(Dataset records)
▼

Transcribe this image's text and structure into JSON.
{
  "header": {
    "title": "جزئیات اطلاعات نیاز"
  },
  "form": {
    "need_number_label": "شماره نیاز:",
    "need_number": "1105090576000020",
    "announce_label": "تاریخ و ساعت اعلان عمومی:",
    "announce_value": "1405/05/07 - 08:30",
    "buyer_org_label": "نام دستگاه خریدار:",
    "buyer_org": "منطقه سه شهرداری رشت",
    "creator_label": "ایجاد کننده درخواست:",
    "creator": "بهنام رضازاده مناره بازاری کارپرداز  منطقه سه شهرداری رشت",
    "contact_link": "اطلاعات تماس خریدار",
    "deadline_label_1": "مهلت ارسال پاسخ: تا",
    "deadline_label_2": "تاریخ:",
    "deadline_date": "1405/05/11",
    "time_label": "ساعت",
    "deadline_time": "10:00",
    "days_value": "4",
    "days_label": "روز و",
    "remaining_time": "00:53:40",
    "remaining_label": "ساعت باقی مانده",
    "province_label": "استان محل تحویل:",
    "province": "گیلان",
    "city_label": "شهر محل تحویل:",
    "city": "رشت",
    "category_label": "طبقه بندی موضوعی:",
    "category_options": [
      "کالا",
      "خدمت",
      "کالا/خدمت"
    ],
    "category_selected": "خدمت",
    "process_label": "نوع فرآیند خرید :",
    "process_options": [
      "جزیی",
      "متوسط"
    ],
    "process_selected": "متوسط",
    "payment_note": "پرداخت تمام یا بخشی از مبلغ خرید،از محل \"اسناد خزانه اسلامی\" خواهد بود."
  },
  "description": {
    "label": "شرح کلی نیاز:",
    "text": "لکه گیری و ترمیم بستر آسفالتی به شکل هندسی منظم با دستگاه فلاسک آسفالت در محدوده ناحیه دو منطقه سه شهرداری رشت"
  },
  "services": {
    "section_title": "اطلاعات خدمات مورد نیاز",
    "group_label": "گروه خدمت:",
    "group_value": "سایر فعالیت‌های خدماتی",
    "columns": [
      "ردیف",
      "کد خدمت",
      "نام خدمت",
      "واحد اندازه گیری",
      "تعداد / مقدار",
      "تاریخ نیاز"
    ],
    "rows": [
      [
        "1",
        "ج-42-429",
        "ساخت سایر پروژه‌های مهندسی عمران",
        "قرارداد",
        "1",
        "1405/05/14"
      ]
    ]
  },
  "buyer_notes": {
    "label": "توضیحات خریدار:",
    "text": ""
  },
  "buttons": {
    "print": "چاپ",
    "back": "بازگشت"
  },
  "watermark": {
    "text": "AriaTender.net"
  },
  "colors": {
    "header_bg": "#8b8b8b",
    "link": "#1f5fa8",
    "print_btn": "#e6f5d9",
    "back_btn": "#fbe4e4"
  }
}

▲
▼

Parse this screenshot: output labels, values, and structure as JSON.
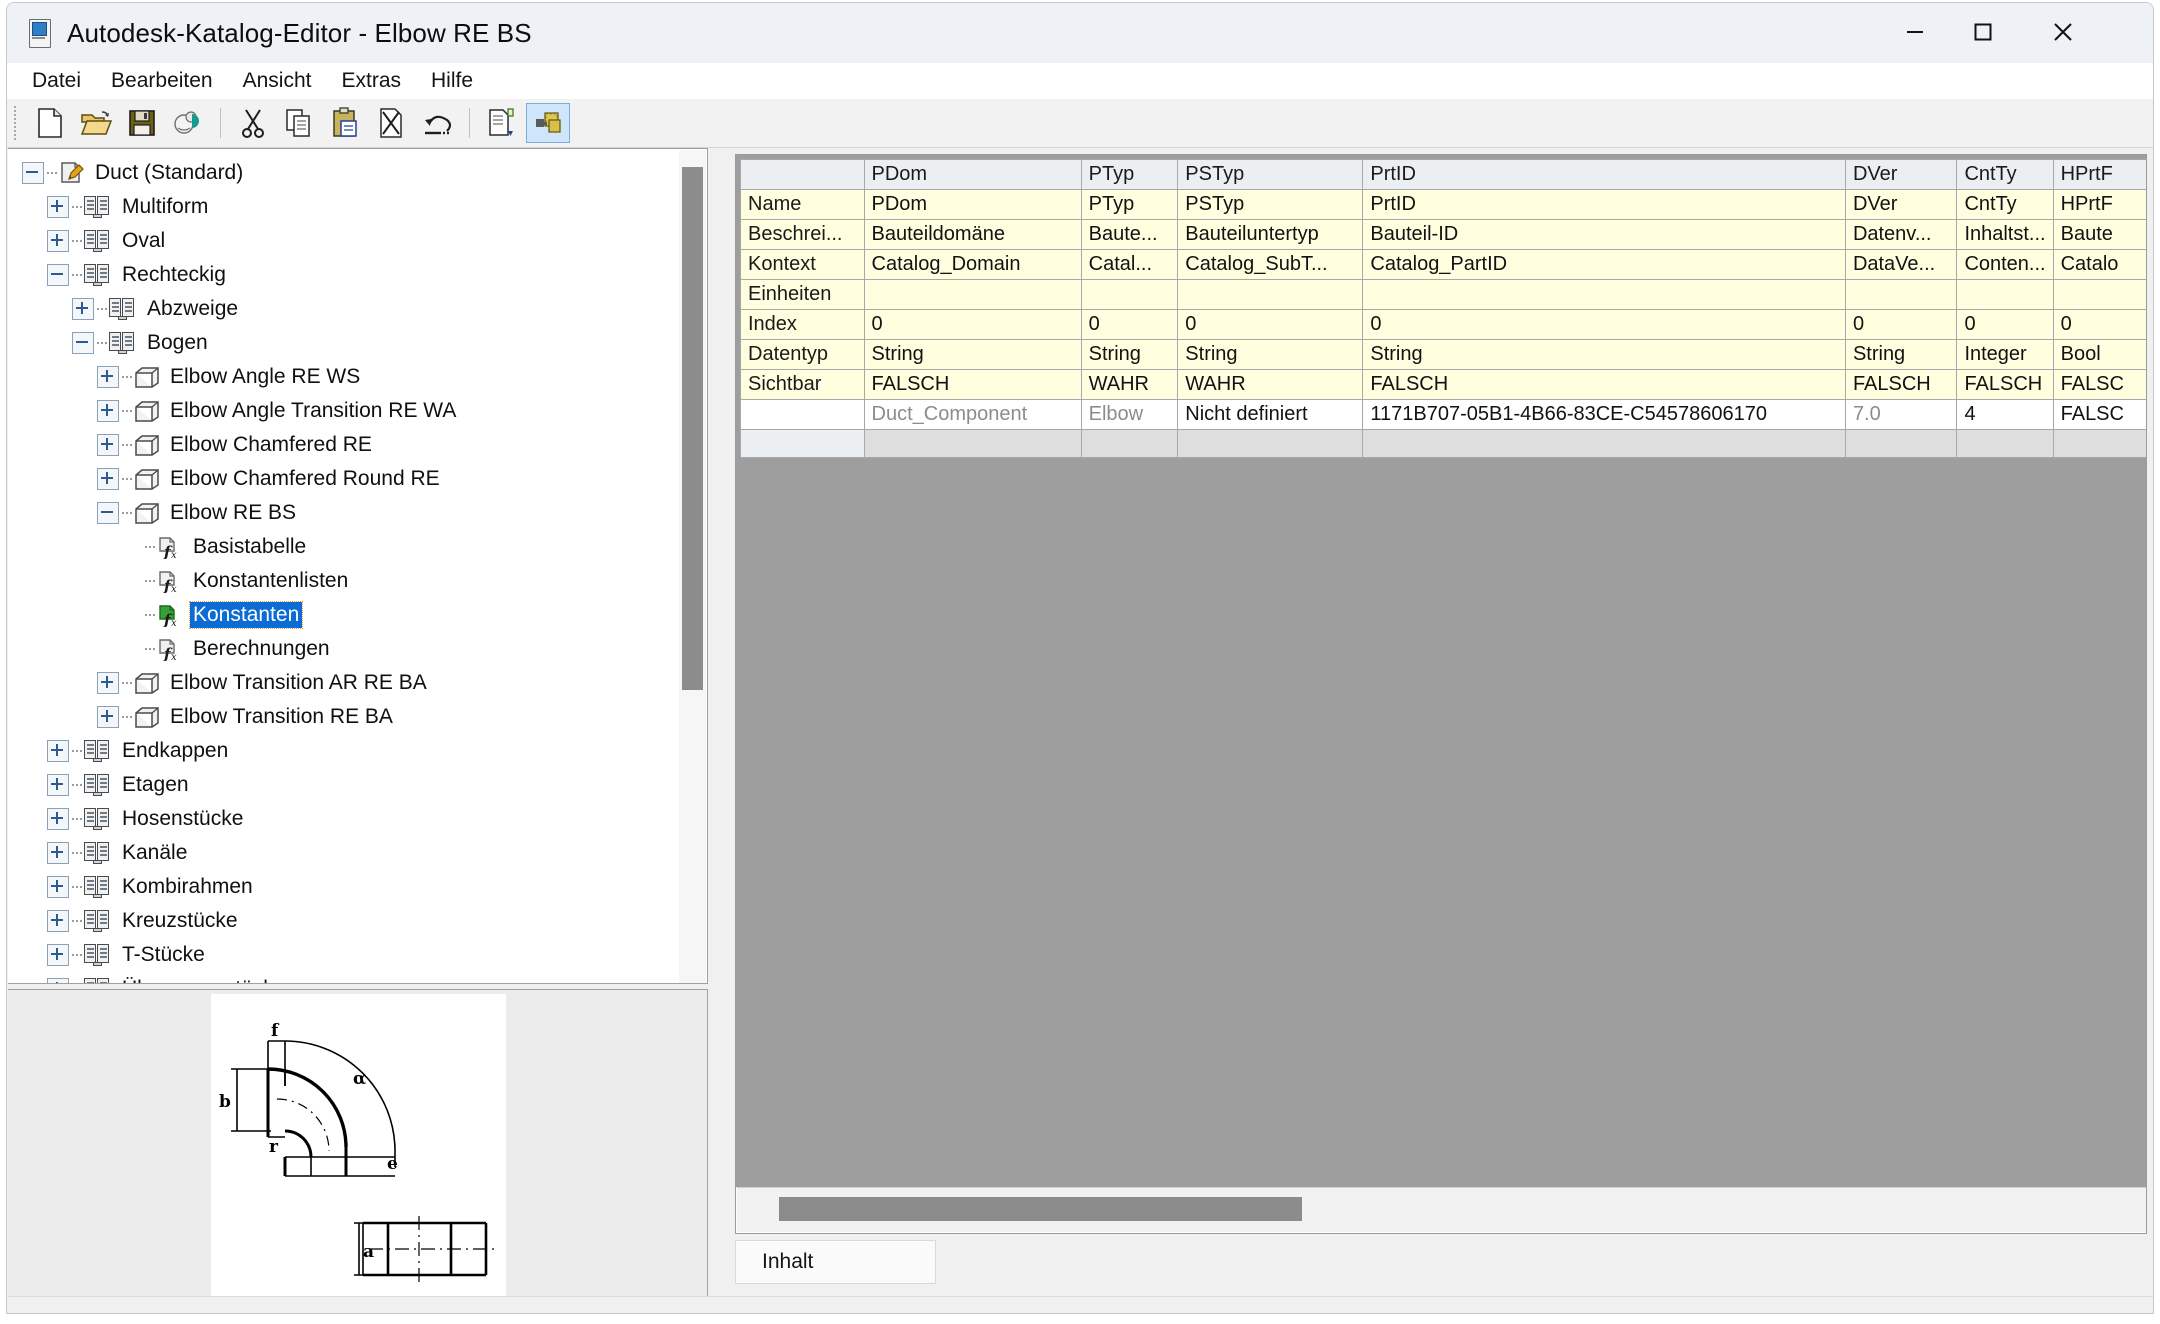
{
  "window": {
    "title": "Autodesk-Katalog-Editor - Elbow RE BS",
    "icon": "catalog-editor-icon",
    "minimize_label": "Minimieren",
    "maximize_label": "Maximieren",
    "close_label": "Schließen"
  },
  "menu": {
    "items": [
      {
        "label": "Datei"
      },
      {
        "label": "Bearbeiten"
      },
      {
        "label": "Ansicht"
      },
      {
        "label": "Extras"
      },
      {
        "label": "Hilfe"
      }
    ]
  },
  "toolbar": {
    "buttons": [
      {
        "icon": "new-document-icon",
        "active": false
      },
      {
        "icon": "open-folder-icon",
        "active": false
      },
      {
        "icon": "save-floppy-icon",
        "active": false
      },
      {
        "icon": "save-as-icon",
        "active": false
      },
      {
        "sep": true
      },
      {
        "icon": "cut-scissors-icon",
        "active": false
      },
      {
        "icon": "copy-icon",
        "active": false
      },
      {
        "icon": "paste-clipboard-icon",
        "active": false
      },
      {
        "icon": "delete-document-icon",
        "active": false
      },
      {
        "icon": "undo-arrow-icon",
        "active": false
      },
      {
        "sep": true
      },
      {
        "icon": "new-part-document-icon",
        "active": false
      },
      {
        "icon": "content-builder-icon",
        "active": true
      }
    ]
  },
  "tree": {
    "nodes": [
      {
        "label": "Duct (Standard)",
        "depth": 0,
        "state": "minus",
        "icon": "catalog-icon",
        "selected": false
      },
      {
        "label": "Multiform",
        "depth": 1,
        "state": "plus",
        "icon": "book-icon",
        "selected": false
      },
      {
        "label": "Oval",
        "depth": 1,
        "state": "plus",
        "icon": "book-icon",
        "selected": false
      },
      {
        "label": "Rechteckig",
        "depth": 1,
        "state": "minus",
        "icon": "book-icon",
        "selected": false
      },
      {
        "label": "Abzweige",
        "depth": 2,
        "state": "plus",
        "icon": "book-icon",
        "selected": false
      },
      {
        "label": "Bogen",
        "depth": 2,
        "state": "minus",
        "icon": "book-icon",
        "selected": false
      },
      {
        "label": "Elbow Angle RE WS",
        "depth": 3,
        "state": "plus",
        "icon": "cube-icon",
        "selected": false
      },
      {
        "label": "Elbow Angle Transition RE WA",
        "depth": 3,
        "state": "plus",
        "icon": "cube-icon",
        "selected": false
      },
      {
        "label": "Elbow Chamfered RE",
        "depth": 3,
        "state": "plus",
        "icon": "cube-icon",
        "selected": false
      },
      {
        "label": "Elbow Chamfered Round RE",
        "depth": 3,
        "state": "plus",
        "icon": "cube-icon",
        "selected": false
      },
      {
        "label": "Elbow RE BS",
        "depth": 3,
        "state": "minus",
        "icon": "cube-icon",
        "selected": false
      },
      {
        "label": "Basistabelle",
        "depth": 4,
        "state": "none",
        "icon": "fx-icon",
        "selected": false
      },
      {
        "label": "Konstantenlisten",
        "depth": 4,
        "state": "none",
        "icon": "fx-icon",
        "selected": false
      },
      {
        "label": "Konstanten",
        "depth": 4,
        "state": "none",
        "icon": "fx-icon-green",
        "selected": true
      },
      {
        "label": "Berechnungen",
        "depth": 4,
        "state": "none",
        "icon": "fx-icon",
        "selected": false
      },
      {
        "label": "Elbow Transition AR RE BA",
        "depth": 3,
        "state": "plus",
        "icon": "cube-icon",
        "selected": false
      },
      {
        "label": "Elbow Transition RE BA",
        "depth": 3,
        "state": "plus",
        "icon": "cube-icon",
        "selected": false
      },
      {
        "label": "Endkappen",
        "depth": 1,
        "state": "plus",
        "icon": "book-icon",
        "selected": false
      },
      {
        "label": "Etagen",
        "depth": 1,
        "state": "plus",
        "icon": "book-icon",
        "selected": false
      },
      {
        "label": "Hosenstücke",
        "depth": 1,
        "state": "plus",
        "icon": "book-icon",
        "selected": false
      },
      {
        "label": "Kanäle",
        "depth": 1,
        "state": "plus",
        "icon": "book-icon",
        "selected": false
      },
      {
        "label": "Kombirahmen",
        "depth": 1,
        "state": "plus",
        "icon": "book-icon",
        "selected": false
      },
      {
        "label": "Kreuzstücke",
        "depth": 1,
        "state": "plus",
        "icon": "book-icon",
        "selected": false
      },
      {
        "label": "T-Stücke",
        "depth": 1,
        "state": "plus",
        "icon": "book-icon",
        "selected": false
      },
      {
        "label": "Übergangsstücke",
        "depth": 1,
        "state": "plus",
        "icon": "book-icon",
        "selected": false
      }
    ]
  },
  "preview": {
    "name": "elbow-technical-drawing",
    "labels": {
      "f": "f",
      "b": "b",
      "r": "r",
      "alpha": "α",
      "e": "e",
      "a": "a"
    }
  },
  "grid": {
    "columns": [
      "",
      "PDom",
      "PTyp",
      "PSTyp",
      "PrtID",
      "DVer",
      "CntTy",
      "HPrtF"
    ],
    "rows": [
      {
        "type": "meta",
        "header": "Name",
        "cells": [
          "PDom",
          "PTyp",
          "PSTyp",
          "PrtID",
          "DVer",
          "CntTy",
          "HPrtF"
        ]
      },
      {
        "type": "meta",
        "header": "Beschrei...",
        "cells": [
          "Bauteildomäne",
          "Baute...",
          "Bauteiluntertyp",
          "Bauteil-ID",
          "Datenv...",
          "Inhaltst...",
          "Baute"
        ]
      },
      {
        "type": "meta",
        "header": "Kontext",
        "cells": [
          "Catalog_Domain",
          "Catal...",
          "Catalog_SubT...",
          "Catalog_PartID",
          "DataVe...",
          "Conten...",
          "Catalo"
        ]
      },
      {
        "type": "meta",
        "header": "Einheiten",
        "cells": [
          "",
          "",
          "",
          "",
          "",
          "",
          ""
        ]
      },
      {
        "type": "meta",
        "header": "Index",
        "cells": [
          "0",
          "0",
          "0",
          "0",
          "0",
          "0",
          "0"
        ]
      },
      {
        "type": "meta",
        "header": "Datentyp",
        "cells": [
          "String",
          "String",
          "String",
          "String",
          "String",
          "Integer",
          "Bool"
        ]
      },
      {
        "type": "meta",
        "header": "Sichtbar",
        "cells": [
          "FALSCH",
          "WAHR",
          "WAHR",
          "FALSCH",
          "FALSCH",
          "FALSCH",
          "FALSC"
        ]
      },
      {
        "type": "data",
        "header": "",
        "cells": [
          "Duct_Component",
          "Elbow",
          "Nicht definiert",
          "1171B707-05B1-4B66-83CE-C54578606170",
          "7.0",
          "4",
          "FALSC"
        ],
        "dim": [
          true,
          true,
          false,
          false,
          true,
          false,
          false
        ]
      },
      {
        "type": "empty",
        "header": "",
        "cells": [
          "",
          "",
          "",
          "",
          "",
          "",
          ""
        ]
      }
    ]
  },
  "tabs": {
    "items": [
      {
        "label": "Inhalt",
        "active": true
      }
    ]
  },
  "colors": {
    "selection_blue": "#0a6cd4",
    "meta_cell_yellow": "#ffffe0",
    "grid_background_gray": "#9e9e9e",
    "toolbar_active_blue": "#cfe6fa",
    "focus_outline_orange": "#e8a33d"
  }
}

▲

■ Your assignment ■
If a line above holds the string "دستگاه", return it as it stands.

■ Reply ■
    "buyer_org_label": "نام دستگاه خریدار:",
    "text": "لکه گیری و ترمیم بستر آسفالتی به شکل هندسی منظم با دستگاه فلاسک آسفالت در محدوده ناحیه دو منطقه سه شهرداری رشت"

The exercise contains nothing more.